What you give back should match the records word for word.

**Exercise input**.
--- --- ---

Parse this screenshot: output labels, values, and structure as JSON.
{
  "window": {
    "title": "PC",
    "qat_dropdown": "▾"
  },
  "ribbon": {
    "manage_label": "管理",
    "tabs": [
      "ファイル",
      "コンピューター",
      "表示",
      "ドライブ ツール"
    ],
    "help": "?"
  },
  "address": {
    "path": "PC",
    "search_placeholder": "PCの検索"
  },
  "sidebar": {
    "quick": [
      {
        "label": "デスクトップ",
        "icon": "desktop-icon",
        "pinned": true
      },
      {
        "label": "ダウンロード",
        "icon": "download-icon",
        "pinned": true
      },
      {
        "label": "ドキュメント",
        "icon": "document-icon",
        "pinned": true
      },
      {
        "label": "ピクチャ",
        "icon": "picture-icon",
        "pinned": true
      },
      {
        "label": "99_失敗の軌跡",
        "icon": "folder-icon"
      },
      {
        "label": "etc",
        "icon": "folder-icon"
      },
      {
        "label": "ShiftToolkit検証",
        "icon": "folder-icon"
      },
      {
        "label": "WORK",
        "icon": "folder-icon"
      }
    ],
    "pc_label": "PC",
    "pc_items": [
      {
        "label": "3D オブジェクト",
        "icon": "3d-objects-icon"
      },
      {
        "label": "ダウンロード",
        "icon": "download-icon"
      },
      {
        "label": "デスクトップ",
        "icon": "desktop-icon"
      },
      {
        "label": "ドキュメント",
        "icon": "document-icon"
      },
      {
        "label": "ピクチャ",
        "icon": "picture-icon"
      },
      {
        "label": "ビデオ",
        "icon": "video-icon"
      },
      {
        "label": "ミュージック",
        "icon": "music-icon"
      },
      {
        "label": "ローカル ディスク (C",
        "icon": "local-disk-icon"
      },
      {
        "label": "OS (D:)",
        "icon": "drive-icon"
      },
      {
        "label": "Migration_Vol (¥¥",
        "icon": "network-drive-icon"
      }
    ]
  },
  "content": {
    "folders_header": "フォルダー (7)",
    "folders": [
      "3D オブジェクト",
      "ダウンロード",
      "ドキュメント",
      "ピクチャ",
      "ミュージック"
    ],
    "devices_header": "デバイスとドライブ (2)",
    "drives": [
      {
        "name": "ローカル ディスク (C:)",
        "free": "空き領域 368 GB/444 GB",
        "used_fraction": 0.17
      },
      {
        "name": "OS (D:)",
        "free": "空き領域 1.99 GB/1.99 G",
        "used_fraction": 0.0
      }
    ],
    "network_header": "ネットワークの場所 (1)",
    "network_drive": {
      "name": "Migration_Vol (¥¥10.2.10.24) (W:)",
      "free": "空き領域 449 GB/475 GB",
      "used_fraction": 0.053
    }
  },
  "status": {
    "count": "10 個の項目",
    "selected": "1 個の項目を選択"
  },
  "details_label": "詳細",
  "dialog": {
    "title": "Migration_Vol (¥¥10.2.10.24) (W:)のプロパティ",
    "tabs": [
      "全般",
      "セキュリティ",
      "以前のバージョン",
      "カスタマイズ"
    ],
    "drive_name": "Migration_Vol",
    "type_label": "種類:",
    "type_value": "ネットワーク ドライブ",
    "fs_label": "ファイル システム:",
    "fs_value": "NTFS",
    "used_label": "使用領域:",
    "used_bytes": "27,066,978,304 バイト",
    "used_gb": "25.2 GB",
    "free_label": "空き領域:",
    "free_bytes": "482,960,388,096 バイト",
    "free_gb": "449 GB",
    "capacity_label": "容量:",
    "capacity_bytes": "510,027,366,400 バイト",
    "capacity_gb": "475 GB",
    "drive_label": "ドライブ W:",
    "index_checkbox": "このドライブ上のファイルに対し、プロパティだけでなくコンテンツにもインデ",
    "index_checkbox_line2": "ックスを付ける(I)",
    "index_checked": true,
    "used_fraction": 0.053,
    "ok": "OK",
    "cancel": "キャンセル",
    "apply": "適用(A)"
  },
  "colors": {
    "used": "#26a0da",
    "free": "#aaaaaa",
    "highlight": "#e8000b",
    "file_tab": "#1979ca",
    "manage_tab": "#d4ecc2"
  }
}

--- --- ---

**Result for this exercise**.
Parse this screenshot: output labels, values, and structure as JSON.
{
  "window": {
    "title": "PC",
    "qat_dropdown": "▾"
  },
  "ribbon": {
    "manage_label": "管理",
    "tabs": [
      "ファイル",
      "コンピューター",
      "表示",
      "ドライブ ツール"
    ],
    "help": "?"
  },
  "address": {
    "path": "PC",
    "search_placeholder": "PCの検索"
  },
  "sidebar": {
    "quick": [
      {
        "label": "デスクトップ",
        "icon": "desktop-icon",
        "pinned": true
      },
      {
        "label": "ダウンロード",
        "icon": "download-icon",
        "pinned": true
      },
      {
        "label": "ドキュメント",
        "icon": "document-icon",
        "pinned": true
      },
      {
        "label": "ピクチャ",
        "icon": "picture-icon",
        "pinned": true
      },
      {
        "label": "99_失敗の軌跡",
        "icon": "folder-icon"
      },
      {
        "label": "etc",
        "icon": "folder-icon"
      },
      {
        "label": "ShiftToolkit検証",
        "icon": "folder-icon"
      },
      {
        "label": "WORK",
        "icon": "folder-icon"
      }
    ],
    "pc_label": "PC",
    "pc_items": [
      {
        "label": "3D オブジェクト",
        "icon": "3d-objects-icon"
      },
      {
        "label": "ダウンロード",
        "icon": "download-icon"
      },
      {
        "label": "デスクトップ",
        "icon": "desktop-icon"
      },
      {
        "label": "ドキュメント",
        "icon": "document-icon"
      },
      {
        "label": "ピクチャ",
        "icon": "picture-icon"
      },
      {
        "label": "ビデオ",
        "icon": "video-icon"
      },
      {
        "label": "ミュージック",
        "icon": "music-icon"
      },
      {
        "label": "ローカル ディスク (C",
        "icon": "local-disk-icon"
      },
      {
        "label": "OS (D:)",
        "icon": "drive-icon"
      },
      {
        "label": "Migration_Vol (¥¥",
        "icon": "network-drive-icon"
      }
    ]
  },
  "content": {
    "folders_header": "フォルダー (7)",
    "folders": [
      "3D オブジェクト",
      "ダウンロード",
      "ドキュメント",
      "ピクチャ",
      "ミュージック"
    ],
    "devices_header": "デバイスとドライブ (2)",
    "drives": [
      {
        "name": "ローカル ディスク (C:)",
        "free": "空き領域 368 GB/444 GB",
        "used_fraction": 0.17
      },
      {
        "name": "OS (D:)",
        "free": "空き領域 1.99 GB/1.99 G",
        "used_fraction": 0.0
      }
    ],
    "network_header": "ネットワークの場所 (1)",
    "network_drive": {
      "name": "Migration_Vol (¥¥10.2.10.24) (W:)",
      "free": "空き領域 449 GB/475 GB",
      "used_fraction": 0.053
    }
  },
  "status": {
    "count": "10 個の項目",
    "selected": "1 個の項目を選択"
  },
  "details_label": "詳細",
  "dialog": {
    "title": "Migration_Vol (¥¥10.2.10.24) (W:)のプロパティ",
    "tabs": [
      "全般",
      "セキュリティ",
      "以前のバージョン",
      "カスタマイズ"
    ],
    "drive_name": "Migration_Vol",
    "type_label": "種類:",
    "type_value": "ネットワーク ドライブ",
    "fs_label": "ファイル システム:",
    "fs_value": "NTFS",
    "used_label": "使用領域:",
    "used_bytes": "27,066,978,304 バイト",
    "used_gb": "25.2 GB",
    "free_label": "空き領域:",
    "free_bytes": "482,960,388,096 バイト",
    "free_gb": "449 GB",
    "capacity_label": "容量:",
    "capacity_bytes": "510,027,366,400 バイト",
    "capacity_gb": "475 GB",
    "drive_label": "ドライブ W:",
    "index_checkbox": "このドライブ上のファイルに対し、プロパティだけでなくコンテンツにもインデ",
    "index_checkbox_line2": "ックスを付ける(I)",
    "index_checked": true,
    "used_fraction": 0.053,
    "ok": "OK",
    "cancel": "キャンセル",
    "apply": "適用(A)"
  },
  "colors": {
    "used": "#26a0da",
    "free": "#aaaaaa",
    "highlight": "#e8000b",
    "file_tab": "#1979ca",
    "manage_tab": "#d4ecc2"
  }
}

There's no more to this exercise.